• _What is required_
The reply has to be a number alone, equal to how many lines in the entries below hold the string "venue".

• _Task inputs_
----
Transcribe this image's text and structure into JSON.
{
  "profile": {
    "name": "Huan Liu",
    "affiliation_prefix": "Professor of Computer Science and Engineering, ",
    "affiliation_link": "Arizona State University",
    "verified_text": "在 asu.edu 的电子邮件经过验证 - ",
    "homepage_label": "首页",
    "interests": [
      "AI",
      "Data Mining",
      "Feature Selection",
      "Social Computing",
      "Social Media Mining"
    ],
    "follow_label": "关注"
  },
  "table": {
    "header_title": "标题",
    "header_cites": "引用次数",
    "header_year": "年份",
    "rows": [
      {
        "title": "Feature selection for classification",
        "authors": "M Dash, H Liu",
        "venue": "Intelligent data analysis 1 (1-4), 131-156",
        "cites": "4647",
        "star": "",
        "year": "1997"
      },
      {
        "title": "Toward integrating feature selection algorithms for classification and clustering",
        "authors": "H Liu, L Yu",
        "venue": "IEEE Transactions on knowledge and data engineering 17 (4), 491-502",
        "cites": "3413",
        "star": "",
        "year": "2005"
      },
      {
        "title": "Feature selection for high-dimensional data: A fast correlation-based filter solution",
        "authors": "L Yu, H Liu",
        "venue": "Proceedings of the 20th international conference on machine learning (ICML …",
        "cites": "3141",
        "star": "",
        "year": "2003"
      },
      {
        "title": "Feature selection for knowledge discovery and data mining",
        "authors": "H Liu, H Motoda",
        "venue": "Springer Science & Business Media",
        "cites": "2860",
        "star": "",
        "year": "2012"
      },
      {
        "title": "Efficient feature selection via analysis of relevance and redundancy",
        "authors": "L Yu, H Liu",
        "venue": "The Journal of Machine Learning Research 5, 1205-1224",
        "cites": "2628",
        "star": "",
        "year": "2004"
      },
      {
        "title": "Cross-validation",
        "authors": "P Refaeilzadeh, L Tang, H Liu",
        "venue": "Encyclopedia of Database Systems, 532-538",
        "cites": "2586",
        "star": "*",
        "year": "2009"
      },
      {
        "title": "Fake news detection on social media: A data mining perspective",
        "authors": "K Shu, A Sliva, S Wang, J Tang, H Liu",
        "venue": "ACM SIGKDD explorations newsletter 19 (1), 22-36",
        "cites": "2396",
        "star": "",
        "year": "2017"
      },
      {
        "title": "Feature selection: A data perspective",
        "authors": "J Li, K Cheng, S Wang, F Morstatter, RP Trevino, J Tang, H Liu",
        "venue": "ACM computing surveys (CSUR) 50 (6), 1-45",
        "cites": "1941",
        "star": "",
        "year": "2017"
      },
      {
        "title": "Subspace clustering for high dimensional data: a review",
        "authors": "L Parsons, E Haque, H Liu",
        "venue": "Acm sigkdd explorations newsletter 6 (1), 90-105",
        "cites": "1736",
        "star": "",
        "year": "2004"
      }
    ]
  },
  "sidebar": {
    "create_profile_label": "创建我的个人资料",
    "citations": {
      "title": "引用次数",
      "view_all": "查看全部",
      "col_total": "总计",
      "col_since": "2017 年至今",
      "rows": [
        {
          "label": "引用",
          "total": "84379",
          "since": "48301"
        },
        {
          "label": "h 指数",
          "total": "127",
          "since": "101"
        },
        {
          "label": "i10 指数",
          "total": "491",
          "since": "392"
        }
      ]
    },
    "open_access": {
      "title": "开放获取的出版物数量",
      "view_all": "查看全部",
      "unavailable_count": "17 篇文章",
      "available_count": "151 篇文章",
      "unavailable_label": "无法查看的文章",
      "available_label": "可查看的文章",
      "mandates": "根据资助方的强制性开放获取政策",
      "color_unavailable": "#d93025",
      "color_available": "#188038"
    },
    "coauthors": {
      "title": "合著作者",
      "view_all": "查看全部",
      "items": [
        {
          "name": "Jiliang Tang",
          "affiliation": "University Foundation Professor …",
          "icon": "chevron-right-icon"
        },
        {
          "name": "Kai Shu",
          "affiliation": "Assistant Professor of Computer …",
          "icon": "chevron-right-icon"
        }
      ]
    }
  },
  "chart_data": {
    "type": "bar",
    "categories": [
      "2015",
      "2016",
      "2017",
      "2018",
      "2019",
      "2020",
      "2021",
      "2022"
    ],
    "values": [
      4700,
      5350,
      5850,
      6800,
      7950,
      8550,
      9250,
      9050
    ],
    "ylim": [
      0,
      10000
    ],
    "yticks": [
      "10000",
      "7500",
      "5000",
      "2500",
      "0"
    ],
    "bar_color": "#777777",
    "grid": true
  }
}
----
• _Solved problem_
9